Grasshopper and Kangaroo is interesting because this functionality I can use in more situations. However, I didn’t find a example with sheets of fabric.

I will experiment with it, thanks so far!!

(Pascal Golay) #8

Hi Edwin - fabric is generally not a good fit for NURBS surfaces - these are too flexible and stretchy to model fabric in any kind of predictable or realistically behaving way. Meshes are better for this, and Rhino itself does not have tools for fabric but as mentioned, Grasshopper/Kangaroo might be able to help.



A $385 (with black Friday deal) messy bed maker. I have to say, I’m strangely intrigued.


So Marvelous Designer is then a better solution?


Kangaroo 1 and Kangaroo 2 both come with examples. For Kangaroo 1 there is a folder called 08_collisions. In there are 7 examples. (Keep in mind what Pascal answered: “Grasshopper/Kangaroo might be able to help.” That also tells you, there are less people here being able to help you…)

Finally, people use it for all the stuff in ArchViz you can’t properly make using Rhino: Curtains, Cushions, Pillows, Sofas, Bedding Sets. Since that piece of software is successful, there is probably a good reason…

All I am saying, btw, is, that Kangaroo is not a plug-in that makes fabrics and clothing. You can invest a lot of time and use Kangaroo to produce that kind of stuff.

(Daniel Piker) #12

Here’s a go at this with Kangaroo:

I should warn though - this approach does currently have several issues, and will probably require some patience to make it work for your application.

  • It is very slow because of the mesh collision
  • There is no friction between the cloth and the obstacle, so it will tend to slide off if left long enough
  • Since the collision is only calculated for the vertices of the cloth, the faces can end up penetrating slightly. Offsetting the mesh slightly can help avoid this, but means the cloth will no longer lie exactly on the surface.
  • Different properties for the fabric can be achieved by varying the mesh resolution and strengths of the stretch/shear/bending forces, but for those not familiar with Kangaroo/Grasshopper tweaking these might take a while.

I think there is potential for improvement on most of these points though.
Also - I’ve recently been testing some Rhino commands using the Kangaroo library without going through Grasshopper, for some simple applications, such as dropping objects onto the ground plane. This might be another good candidate for this.

Here’s the definition.

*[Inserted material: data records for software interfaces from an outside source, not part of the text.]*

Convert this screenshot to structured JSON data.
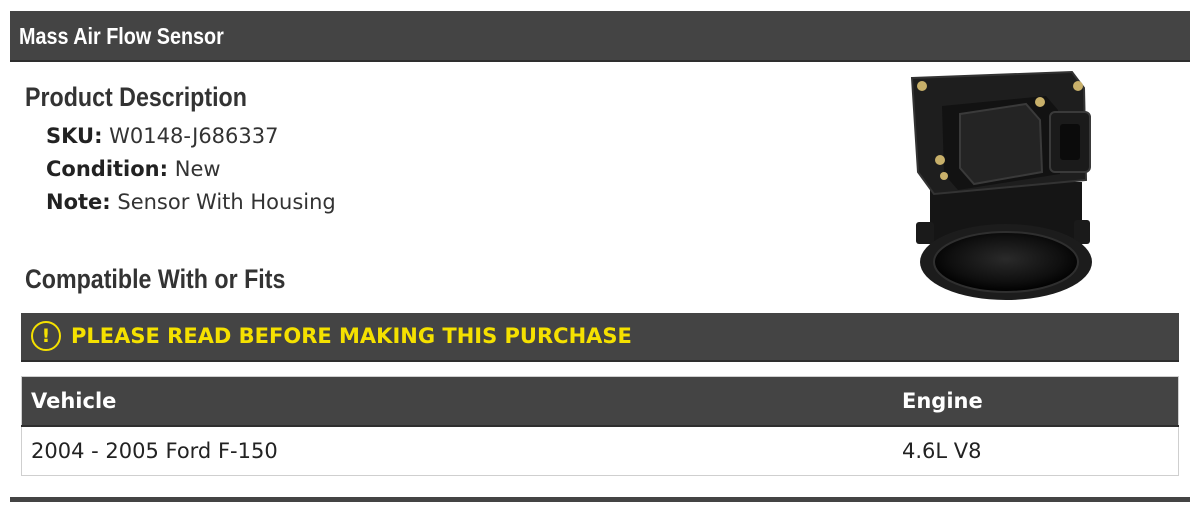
{
  "header": {
    "title": "Mass Air Flow Sensor"
  },
  "description": {
    "heading": "Product Description",
    "rows": [
      {
        "label": "SKU:",
        "value": "W0148-J686337"
      },
      {
        "label": "Condition:",
        "value": "New"
      },
      {
        "label": "Note:",
        "value": "Sensor With Housing"
      }
    ]
  },
  "compat": {
    "heading": "Compatible With or Fits",
    "warning": {
      "icon": "!",
      "text": "PLEASE READ BEFORE MAKING THIS PURCHASE"
    },
    "table": {
      "columns": [
        "Vehicle",
        "Engine"
      ],
      "rows": [
        [
          "2004 - 2005 Ford F-150",
          "4.6L V8"
        ]
      ]
    }
  },
  "product_image": {
    "icon": "mass-air-flow-sensor-image"
  },
  "colors": {
    "bar_background": "#444444",
    "warning_yellow": "#f5e100",
    "text": "#222222",
    "border": "#cfcfcf"
  }
}
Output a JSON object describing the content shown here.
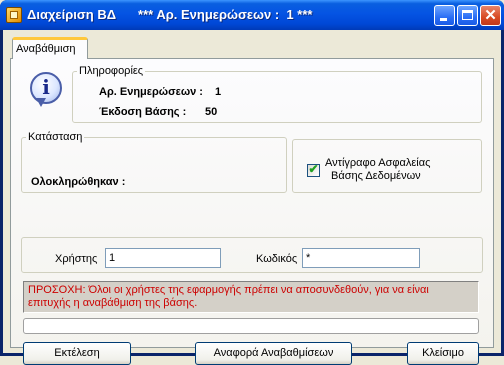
{
  "window": {
    "title": "Διαχείριση ΒΔ",
    "subtitle": "*** Αρ. Ενημερώσεων :  1 ***",
    "close_glyph": "✕"
  },
  "tabs": [
    {
      "label": "Αναβάθμιση",
      "active": true
    }
  ],
  "info_group": {
    "legend": "Πληροφορίες",
    "updates_label": "Αρ. Ενημερώσεων :",
    "updates_value": "1",
    "version_label": "Έκδοση Βάσης :",
    "version_value": "50"
  },
  "status_group": {
    "legend": "Κατάσταση",
    "completed_label": "Ολοκληρώθηκαν :"
  },
  "backup": {
    "line1": "Αντίγραφο Ασφαλείας",
    "line2": "Βάσης Δεδομένων",
    "checked": true,
    "check_glyph": "✔"
  },
  "login": {
    "user_label": "Χρήστης",
    "user_value": "1",
    "password_label": "Κωδικός",
    "password_value": "*"
  },
  "warning": {
    "line1": "ΠΡΟΣΟΧΗ:  Όλοι οι χρήστες της εφαρμογής πρέπει να αποσυνδεθούν, για να είναι",
    "line2": "επιτυχής η αναβάθμιση της βάσης."
  },
  "buttons": {
    "execute": "Εκτέλεση",
    "report": "Αναφορά Αναβαθμίσεων",
    "close": "Κλείσιμο"
  },
  "colors": {
    "titlebar": "#0554e3",
    "warning_text": "#cc0000",
    "tab_accent": "#ffc83c"
  }
}
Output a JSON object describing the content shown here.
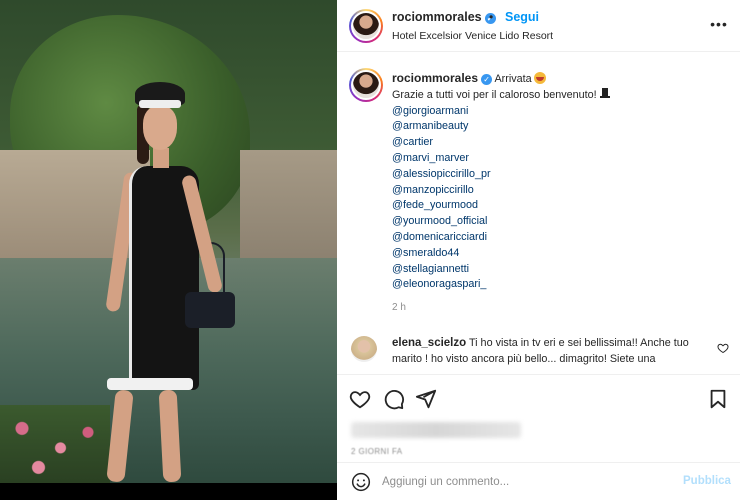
{
  "header": {
    "username": "rociommorales",
    "separator": "•",
    "follow_label": "Segui",
    "location": "Hotel Excelsior Venice Lido Resort",
    "more_icon": "more-horizontal-icon"
  },
  "caption": {
    "username": "rociommorales",
    "first_line": "Arrivata",
    "second_line": "Grazie a tutti voi per il caloroso benvenuto!",
    "mentions": [
      "@giorgioarmani",
      "@armanibeauty",
      "@cartier",
      "@marvi_marver",
      "@alessiopiccirillo_pr",
      "@manzopiccirillo",
      "@fede_yourmood",
      "@yourmood_official",
      "@domenicaricciardi",
      "@smeraldo44",
      "@stellagiannetti",
      "@eleonoragaspari_"
    ],
    "time": "2 h"
  },
  "comment": {
    "username": "elena_scielzo",
    "text": "Ti ho vista in tv eri e sei bellissima!! Anche tuo marito ! ho visto ancora più bello... dimagrito! Siete una"
  },
  "footer": {
    "date_label": "2 GIORNI FA",
    "comment_placeholder": "Aggiungi un commento...",
    "publish_label": "Pubblica"
  },
  "colors": {
    "link_blue": "#0095f6",
    "mention_blue": "#00376b",
    "muted": "#8e8e8e",
    "publish_disabled": "#b2dffc"
  }
}
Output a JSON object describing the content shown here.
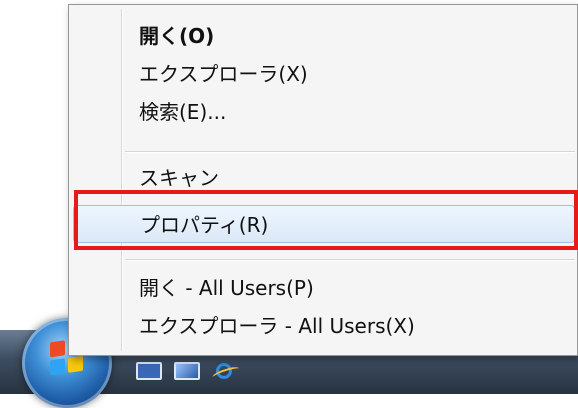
{
  "context_menu": {
    "items": [
      {
        "label": "開く(O)"
      },
      {
        "label": "エクスプローラ(X)"
      },
      {
        "label": "検索(E)..."
      },
      {
        "label": "スキャン"
      },
      {
        "label": "プロパティ(R)"
      },
      {
        "label": "開く - All Users(P)"
      },
      {
        "label": "エクスプローラ - All Users(X)"
      }
    ]
  },
  "taskbar": {
    "quick_launch": [
      {
        "icon": "show-desktop-icon"
      },
      {
        "icon": "switch-windows-icon"
      },
      {
        "icon": "internet-explorer-icon"
      }
    ]
  },
  "colors": {
    "highlight_border": "#e51b1b",
    "menu_background": "#f5f5f5",
    "hover_border": "#9fc1e6"
  }
}
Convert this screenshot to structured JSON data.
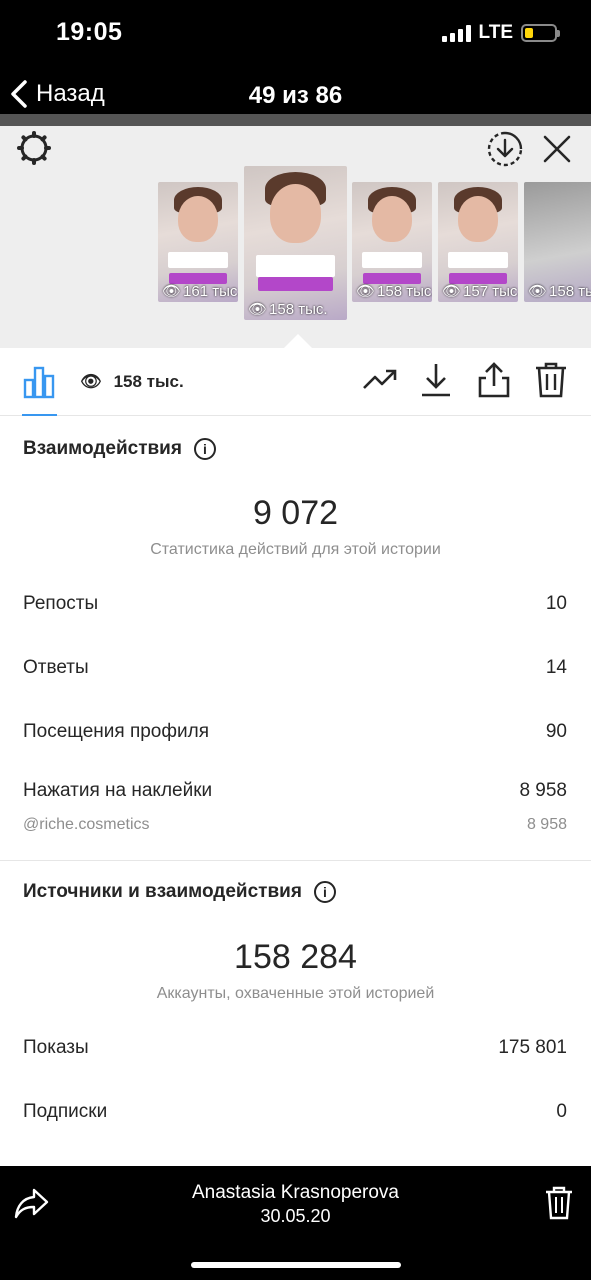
{
  "status": {
    "time": "19:05",
    "network": "LTE"
  },
  "nav": {
    "back_label": "Назад",
    "title": "49 из 86"
  },
  "viewer": {
    "thumbnails": [
      {
        "views": "161 тыс.",
        "active": false
      },
      {
        "views": "158 тыс.",
        "active": true
      },
      {
        "views": "158 тыс.",
        "active": false
      },
      {
        "views": "157 тыс.",
        "active": false
      },
      {
        "views": "158 тыс.",
        "active": false
      }
    ],
    "active_sticker": "@riche.cosmetics"
  },
  "toolbar": {
    "views": "158 тыс."
  },
  "interactions": {
    "title": "Взаимодействия",
    "total": "9 072",
    "subtitle": "Статистика действий для этой истории",
    "rows": [
      {
        "label": "Репосты",
        "value": "10"
      },
      {
        "label": "Ответы",
        "value": "14"
      },
      {
        "label": "Посещения профиля",
        "value": "90"
      },
      {
        "label": "Нажатия на наклейки",
        "value": "8 958"
      }
    ],
    "sticker_row": {
      "label": "@riche.cosmetics",
      "value": "8 958"
    }
  },
  "discovery": {
    "title": "Источники и взаимодействия",
    "total": "158 284",
    "subtitle": "Аккаунты, охваченные этой историей",
    "rows": [
      {
        "label": "Показы",
        "value": "175 801"
      },
      {
        "label": "Подписки",
        "value": "0"
      }
    ]
  },
  "bottom": {
    "name": "Anastasia Krasnoperova",
    "date": "30.05.20"
  }
}
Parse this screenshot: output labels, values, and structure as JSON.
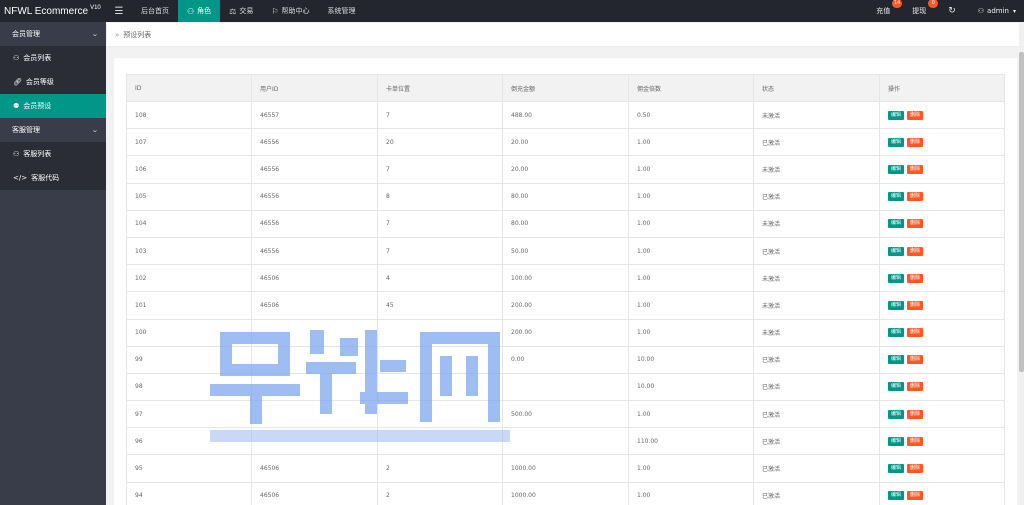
{
  "app": {
    "brand": "NFWL Ecommerce",
    "version": "V10"
  },
  "topnav": {
    "menu_icon": "hamburger-icon",
    "items": [
      {
        "label": "后台首页",
        "icon": ""
      },
      {
        "label": "角色",
        "icon": "user-icon",
        "active": true
      },
      {
        "label": "交易",
        "icon": "scale-icon"
      },
      {
        "label": "帮助中心",
        "icon": "flag-icon"
      },
      {
        "label": "系统管理",
        "icon": ""
      }
    ],
    "right": {
      "recharge_label": "充值",
      "recharge_badge": "14",
      "withdraw_label": "提现",
      "withdraw_badge": "0",
      "refresh_icon": "refresh-icon",
      "admin_label": "admin"
    }
  },
  "sidebar": {
    "groups": [
      {
        "label": "会员管理",
        "items": [
          {
            "label": "会员列表",
            "icon": "user-icon"
          },
          {
            "label": "会员等级",
            "icon": "link-icon"
          },
          {
            "label": "会员预设",
            "icon": "group-icon",
            "active": true
          }
        ]
      },
      {
        "label": "客服管理",
        "items": [
          {
            "label": "客服列表",
            "icon": "users-icon"
          },
          {
            "label": "客服代码",
            "icon": "code-icon"
          }
        ]
      }
    ]
  },
  "breadcrumb": {
    "separator": "»",
    "current": "预设列表"
  },
  "table": {
    "headers": [
      "ID",
      "用户ID",
      "卡单位置",
      "倒充金额",
      "佣金倍数",
      "状态",
      "操作"
    ],
    "edit_label": "编辑",
    "delete_label": "删除",
    "rows": [
      [
        "108",
        "46557",
        "7",
        "488.00",
        "0.50",
        "未激活"
      ],
      [
        "107",
        "46556",
        "20",
        "20.00",
        "1.00",
        "已激活"
      ],
      [
        "106",
        "46556",
        "7",
        "20.00",
        "1.00",
        "未激活"
      ],
      [
        "105",
        "46556",
        "8",
        "80.00",
        "1.00",
        "已激活"
      ],
      [
        "104",
        "46556",
        "7",
        "80.00",
        "1.00",
        "未激活"
      ],
      [
        "103",
        "46556",
        "7",
        "50.00",
        "1.00",
        "已激活"
      ],
      [
        "102",
        "46506",
        "4",
        "100.00",
        "1.00",
        "未激活"
      ],
      [
        "101",
        "46506",
        "45",
        "200.00",
        "1.00",
        "未激活"
      ],
      [
        "100",
        "",
        "",
        "200.00",
        "1.00",
        "未激活"
      ],
      [
        "99",
        "",
        "",
        "0.00",
        "10.00",
        "已激活"
      ],
      [
        "98",
        "",
        "",
        "",
        "10.00",
        "已激活"
      ],
      [
        "97",
        "",
        "",
        "500.00",
        "1.00",
        "已激活"
      ],
      [
        "96",
        "",
        "",
        "",
        "110.00",
        "已激活"
      ],
      [
        "95",
        "46506",
        "2",
        "1000.00",
        "1.00",
        "已激活"
      ],
      [
        "94",
        "46506",
        "2",
        "1000.00",
        "1.00",
        "已激活"
      ]
    ]
  },
  "colors": {
    "topbar": "#23262e",
    "sidebar": "#393d49",
    "accent": "#009688",
    "danger": "#ff5722"
  }
}
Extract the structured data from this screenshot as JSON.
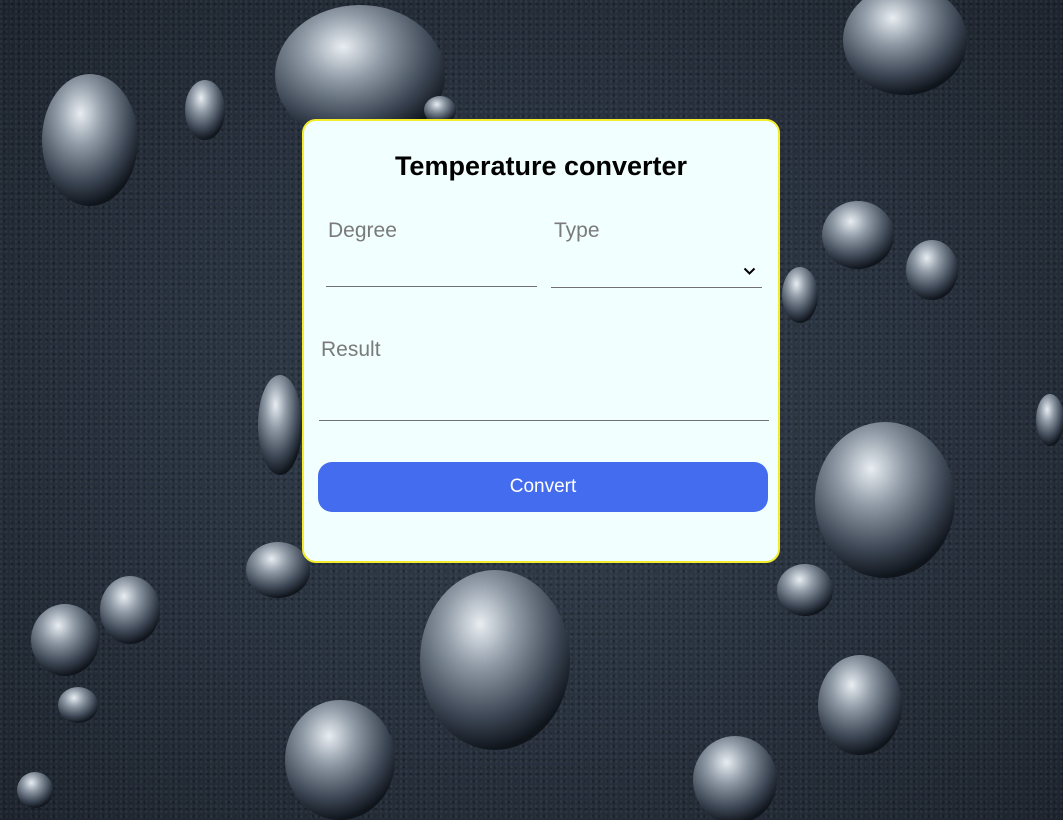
{
  "form": {
    "title": "Temperature converter",
    "degree_label": "Degree",
    "degree_value": "",
    "type_label": "Type",
    "type_value": "",
    "result_label": "Result",
    "result_value": "",
    "convert_label": "Convert"
  },
  "icons": {
    "type_dropdown": "chevron-down-icon"
  },
  "colors": {
    "card_background": "#f1fffe",
    "card_border": "#f3ec2a",
    "button": "#436cef",
    "button_text": "#ffffff",
    "label": "#7a7a7a",
    "title": "#000000"
  }
}
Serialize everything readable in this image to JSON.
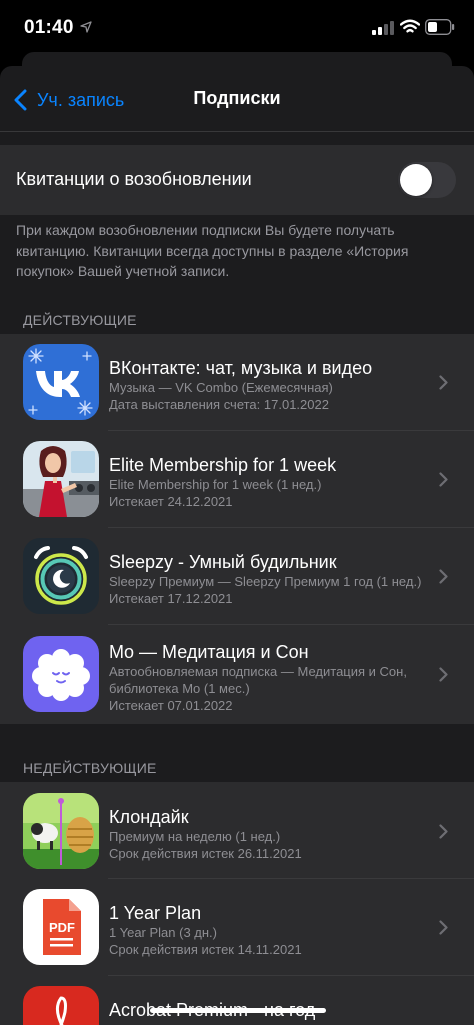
{
  "status_bar": {
    "time": "01:40"
  },
  "nav": {
    "back_label": "Уч. запись",
    "title": "Подписки"
  },
  "receipts": {
    "label": "Квитанции о возобновлении",
    "enabled": false,
    "footnote": "При каждом возобновлении подписки Вы будете получать квитанцию. Квитанции всегда доступны в разделе «История покупок» Вашей учетной записи."
  },
  "active": {
    "header": "ДЕЙСТВУЮЩИЕ",
    "items": [
      {
        "icon": "vk-app-icon",
        "title": "ВКонтакте: чат, музыка и видео",
        "line1": "Музыка — VK Combo (Ежемесячная)",
        "line2": "Дата выставления счета: 17.01.2022"
      },
      {
        "icon": "elite-game-app-icon",
        "title": "Elite Membership for 1 week",
        "line1": "Elite Membership for 1 week (1 нед.)",
        "line2": "Истекает 24.12.2021"
      },
      {
        "icon": "sleepzy-alarm-app-icon",
        "title": "Sleepzy - Умный будильник",
        "line1": "Sleepzy Премиум — Sleepzy Премиум 1 год (1 нед.)",
        "line2": "Истекает 17.12.2021"
      },
      {
        "icon": "mo-cloud-app-icon",
        "title": "Mo — Медитация и Сон",
        "line1": "Автообновляемая подписка — Медитация и Сон,",
        "line2": "библиотека Mo (1 мес.)",
        "line3": "Истекает 07.01.2022"
      }
    ]
  },
  "inactive": {
    "header": "НЕДЕЙСТВУЮЩИЕ",
    "items": [
      {
        "icon": "klondike-game-app-icon",
        "title": "Клондайк",
        "line1": "Премиум на неделю (1 нед.)",
        "line2": "Срок действия истек 26.11.2021"
      },
      {
        "icon": "pdf-app-icon",
        "title": "1 Year Plan",
        "line1": "1 Year Plan (3 дн.)",
        "line2": "Срок действия истек 14.11.2021"
      },
      {
        "icon": "acrobat-app-icon",
        "title": "Acrobat Premium - на год"
      }
    ]
  },
  "colors": {
    "accent": "#0a84ff",
    "background": "#000000",
    "cell": "#2c2c2e",
    "secondary_text": "#98989f"
  }
}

It requires Kangaroo 2.1.4 and Weaverbird.
sofa_drape.gh (19.3 KB)


Agreed. Better to use a $0 all time tidy bed maker like blender. There are hundrets of tutorials how to drop cloth, below took less than 2 minutes to setup…




Honestly there is so much available at places like turbosquid for relatively low cost that I haven’t been able to justify making this type of thing. It’s way cheaper for your client if you just spend three minutes picking something and buy it vs. charge them for hours to make your own… I’ve very quickly amassed enough of a collection that I don’t need to buy much anymore. EDIT: this sortof presumes you’re not doing it for fun/hobby. In that case I’d follow the advice of those suggesting some other software. Better to do this in a mesh modeler vs. NURBS.


3DSMax fabric modifier would be my bet for a quick and accurate mesh for visualisation. Plenty of tutorials online and can be created even as a noob within 10-20 mins.



Hi Wynott,

Sure it is not for hobby and therefor I don’t have the time to learn more applications. this takes to long, learning curv… on the other hand, Rhino doesn’t support this. Buying is possible for a bed, but if I need a blanked in a new designed child bed or wagon/carrier, I can’t buy this. I’m a designer so I work with new products, most of the time. Rhino is my working space.